string reminds me this is a hard road
I tried to leave behind haloed by dust,
along with the poetics of lies.
I think of ancestry: copper folk gone, salt water
Africans bent over the land, original blues.
Come back home, girl. Isn’t my blues
about reconciliation, not escape? What my gut
hollers, thus speaks the guilty water
chattering down my face? This road
is my lonely path cut through trees, lying
like a frog-fed snake in the dust.
I remember: feet caked with red dust,
tongues coated with loud blues.
I remember: old men telling them lies
and their good deep laughter in the gut—
what waits for me down this road
if I could cross the big water
of my fear, of my guilt, drink the water
thirsty in the women’s veins, shake the dust
from my clothes and whisper the road,
hear the country voices raised in drylongso blues.
First, I have to crawl through my mother’s gut
past the long braid of her lies.
My mother, my mama, she calls me a liar,
she denies me her waters,
turns me out of her sweet gut
if I don’t shake loose my fist of grave dust,
if I don’t stop writing down my blues,
if I don’t trot behind her on her smooth road.
Come back home, girl to what lies in Georgia dust:
no love in truth’s water, no birdsong blues,
no home in my gut—cotton by the roadside.
I sit on the porch of a small, gray house
in the town where Harris met
and stole Remus, Rabbit,
the stories of those who call this place home.
An agrarian lack now in this yard:
no flowers rioting around windows,
or that one pine tree my first love across the street
and I leaned against when we kissed.
My grandmother dead six years—that lost
Eatonton appears only on my page.
The tomatoes, squash, collard greens
in the furrowed garden gone, too,
from the back yard where I played, sharecroppers’
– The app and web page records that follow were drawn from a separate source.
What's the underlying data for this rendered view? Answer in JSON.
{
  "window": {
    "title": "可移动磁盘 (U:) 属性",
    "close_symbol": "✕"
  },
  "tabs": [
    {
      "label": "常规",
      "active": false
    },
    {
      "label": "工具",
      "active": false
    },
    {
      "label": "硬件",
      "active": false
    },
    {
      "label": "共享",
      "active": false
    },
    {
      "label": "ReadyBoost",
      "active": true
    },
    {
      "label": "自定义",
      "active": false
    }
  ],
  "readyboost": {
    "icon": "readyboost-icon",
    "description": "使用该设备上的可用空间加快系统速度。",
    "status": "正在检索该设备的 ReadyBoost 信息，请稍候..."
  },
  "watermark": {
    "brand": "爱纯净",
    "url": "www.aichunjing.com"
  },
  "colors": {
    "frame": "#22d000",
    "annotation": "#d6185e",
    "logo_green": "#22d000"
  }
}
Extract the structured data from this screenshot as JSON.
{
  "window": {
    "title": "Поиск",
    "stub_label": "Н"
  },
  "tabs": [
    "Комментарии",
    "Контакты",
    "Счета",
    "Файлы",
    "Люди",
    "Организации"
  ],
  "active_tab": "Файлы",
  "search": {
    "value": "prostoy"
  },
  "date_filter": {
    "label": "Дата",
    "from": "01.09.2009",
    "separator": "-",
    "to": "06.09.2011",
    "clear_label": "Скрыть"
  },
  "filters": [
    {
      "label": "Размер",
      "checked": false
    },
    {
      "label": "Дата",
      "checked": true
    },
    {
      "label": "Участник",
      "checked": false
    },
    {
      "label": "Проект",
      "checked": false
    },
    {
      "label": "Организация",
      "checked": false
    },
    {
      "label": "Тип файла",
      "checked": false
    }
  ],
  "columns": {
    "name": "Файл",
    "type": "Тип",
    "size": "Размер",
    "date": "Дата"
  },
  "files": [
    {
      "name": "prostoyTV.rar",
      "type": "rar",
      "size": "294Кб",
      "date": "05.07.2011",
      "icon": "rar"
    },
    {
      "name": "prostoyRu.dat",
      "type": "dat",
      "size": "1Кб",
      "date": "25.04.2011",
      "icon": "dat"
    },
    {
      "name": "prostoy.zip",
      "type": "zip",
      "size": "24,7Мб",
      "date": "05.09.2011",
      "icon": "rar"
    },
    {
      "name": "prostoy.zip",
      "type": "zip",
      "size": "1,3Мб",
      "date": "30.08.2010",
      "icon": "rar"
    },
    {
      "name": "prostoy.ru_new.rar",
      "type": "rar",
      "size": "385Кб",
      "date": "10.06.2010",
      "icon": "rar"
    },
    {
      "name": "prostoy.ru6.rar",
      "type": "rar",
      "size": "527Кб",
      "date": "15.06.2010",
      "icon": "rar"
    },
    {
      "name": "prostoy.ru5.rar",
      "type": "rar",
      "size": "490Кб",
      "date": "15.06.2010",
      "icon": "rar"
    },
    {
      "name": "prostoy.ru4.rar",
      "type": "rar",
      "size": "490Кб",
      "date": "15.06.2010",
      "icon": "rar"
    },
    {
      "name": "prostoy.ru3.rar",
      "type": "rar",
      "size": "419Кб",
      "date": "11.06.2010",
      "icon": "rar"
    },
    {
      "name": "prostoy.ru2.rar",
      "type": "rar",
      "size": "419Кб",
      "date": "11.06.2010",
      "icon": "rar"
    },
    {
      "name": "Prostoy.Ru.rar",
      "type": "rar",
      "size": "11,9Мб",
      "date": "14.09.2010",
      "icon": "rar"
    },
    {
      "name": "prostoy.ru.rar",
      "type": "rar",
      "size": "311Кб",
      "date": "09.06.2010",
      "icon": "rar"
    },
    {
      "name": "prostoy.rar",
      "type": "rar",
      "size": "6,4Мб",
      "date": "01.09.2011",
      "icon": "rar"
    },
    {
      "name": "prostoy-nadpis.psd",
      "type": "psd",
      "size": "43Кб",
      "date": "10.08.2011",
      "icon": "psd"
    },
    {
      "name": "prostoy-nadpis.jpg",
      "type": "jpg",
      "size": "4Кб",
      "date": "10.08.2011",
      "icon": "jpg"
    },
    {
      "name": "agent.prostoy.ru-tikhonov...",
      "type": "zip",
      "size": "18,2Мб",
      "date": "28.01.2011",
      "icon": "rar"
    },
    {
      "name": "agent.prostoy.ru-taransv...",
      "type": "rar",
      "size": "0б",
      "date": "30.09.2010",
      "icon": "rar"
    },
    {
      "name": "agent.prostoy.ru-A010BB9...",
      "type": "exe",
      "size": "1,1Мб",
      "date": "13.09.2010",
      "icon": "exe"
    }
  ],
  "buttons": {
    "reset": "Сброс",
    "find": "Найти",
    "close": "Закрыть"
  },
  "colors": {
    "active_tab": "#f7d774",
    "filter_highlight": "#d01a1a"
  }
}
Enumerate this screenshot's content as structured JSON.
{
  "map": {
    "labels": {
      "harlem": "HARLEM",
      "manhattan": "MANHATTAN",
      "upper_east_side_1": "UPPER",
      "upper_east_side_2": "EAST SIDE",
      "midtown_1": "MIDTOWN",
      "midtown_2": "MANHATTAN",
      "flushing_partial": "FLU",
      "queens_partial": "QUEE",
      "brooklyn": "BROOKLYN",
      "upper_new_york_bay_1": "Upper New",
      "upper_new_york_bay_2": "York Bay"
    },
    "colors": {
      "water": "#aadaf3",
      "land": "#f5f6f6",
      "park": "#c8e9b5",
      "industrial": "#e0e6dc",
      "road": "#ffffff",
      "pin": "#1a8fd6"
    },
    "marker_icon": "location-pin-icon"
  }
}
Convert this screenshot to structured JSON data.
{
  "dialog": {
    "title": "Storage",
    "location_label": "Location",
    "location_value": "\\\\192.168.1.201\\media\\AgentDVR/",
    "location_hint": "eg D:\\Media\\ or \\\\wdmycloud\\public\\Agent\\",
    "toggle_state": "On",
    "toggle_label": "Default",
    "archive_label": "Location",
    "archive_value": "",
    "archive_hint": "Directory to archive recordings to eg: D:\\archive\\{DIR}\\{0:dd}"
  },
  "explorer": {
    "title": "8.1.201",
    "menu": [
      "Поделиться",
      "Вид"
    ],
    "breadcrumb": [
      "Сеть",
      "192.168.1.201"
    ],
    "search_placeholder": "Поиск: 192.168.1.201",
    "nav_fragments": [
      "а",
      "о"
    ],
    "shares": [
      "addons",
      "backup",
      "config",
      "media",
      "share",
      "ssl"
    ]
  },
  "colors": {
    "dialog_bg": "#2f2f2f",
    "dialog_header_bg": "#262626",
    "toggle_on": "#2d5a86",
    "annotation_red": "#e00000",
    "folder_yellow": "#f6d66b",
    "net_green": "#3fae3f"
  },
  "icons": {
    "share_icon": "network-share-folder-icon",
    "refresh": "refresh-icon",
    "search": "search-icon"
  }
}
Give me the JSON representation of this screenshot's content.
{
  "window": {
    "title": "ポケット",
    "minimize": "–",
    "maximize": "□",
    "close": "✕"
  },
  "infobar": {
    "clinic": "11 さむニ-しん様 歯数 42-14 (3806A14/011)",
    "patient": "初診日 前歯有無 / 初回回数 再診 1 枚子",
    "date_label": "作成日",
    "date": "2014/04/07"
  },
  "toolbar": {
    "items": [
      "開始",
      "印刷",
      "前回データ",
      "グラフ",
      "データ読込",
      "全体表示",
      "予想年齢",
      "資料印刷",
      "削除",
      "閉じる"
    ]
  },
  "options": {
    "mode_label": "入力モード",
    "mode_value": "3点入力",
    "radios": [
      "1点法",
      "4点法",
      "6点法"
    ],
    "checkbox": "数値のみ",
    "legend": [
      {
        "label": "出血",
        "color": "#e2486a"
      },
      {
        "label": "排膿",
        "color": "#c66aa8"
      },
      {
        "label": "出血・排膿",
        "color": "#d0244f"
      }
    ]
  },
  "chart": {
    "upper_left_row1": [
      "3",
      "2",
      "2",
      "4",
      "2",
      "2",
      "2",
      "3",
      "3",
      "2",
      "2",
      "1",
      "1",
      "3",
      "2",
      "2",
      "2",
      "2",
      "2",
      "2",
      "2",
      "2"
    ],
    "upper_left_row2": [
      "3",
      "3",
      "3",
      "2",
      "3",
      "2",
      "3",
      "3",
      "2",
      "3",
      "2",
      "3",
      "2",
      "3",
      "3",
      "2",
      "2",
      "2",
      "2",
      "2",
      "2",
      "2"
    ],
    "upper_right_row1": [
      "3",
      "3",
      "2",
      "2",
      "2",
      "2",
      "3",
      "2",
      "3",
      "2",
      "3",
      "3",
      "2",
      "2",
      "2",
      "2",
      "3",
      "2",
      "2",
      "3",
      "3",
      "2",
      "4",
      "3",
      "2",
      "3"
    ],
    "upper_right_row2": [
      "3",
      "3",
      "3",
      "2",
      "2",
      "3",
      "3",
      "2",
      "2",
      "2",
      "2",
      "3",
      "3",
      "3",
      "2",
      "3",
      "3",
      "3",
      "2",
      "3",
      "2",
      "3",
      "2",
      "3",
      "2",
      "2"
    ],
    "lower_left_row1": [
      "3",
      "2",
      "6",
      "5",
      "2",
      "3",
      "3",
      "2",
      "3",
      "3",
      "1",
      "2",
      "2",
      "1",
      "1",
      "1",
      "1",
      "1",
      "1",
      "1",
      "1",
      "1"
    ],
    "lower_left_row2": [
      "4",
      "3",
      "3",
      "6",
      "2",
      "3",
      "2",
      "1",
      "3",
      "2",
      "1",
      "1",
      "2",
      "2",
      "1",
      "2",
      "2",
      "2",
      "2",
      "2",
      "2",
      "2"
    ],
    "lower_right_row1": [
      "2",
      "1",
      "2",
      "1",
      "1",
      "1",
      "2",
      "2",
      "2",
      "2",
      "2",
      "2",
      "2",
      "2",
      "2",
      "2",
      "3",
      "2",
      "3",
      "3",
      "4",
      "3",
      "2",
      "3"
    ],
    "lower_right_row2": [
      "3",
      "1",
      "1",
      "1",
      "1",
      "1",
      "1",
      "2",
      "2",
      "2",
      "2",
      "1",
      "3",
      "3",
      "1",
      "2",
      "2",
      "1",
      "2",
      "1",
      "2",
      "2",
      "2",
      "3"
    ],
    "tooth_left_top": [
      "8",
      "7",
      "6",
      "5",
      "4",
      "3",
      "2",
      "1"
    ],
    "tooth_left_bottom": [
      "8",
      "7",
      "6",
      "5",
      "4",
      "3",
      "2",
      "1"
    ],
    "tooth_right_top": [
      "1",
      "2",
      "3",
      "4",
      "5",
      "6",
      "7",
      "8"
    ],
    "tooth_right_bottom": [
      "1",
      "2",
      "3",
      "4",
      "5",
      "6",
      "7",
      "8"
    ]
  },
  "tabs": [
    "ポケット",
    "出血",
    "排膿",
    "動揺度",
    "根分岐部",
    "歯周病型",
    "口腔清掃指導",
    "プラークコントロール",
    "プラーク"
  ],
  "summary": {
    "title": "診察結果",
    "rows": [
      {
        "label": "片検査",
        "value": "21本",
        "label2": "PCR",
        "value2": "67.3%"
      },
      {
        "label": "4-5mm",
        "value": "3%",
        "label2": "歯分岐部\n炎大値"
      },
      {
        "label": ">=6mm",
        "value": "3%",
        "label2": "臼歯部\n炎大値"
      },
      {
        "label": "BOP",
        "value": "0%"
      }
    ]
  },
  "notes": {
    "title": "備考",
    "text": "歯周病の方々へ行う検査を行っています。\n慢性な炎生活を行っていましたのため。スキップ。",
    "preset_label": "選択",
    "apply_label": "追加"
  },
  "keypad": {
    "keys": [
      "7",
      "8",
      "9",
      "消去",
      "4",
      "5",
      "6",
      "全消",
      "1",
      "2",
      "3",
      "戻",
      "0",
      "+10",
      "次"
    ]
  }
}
progeny, assured of place,
safe inside the walls of a segregated street
over the tracks,
calmed by what I could name.
At least, something I claimed.
This summer afternoon,
sitting on this porch, I see
the pale children of Harris walk
to the corner, unheeding history,
mingling with lesser brethren.
White kids don’t need to sneak these days.
They can stand unafraid in this bad, black
neighborhood, bob heads to the music of cars
passing, hand over their money, in glaring
daylight, for joints rolled tight into fists.
Some things don’t change.
The street remains segregated—
not even poor whites live here—
and there is the scent of honeysuckle
from a block over. The old tropes:
a woman, grown and moved away,
returns once a year
to sit on a porch, faithful stage,
feel guilty about leaving back in the day,
and wait for her first love
who pressed her into a pine tree
cut down years ago.
That man who stays outdoors long
into night, unheeding
the waiting woman who left him as a girl,
tries to coax a broke-down car into life.
And brothers on the corner, perennials,
talking trash, Rabbit’s kin
chasing what they can’t catch
in this stolen, red scrap of home,
this bottom, what Harris snatched
without a blush—the briar patch.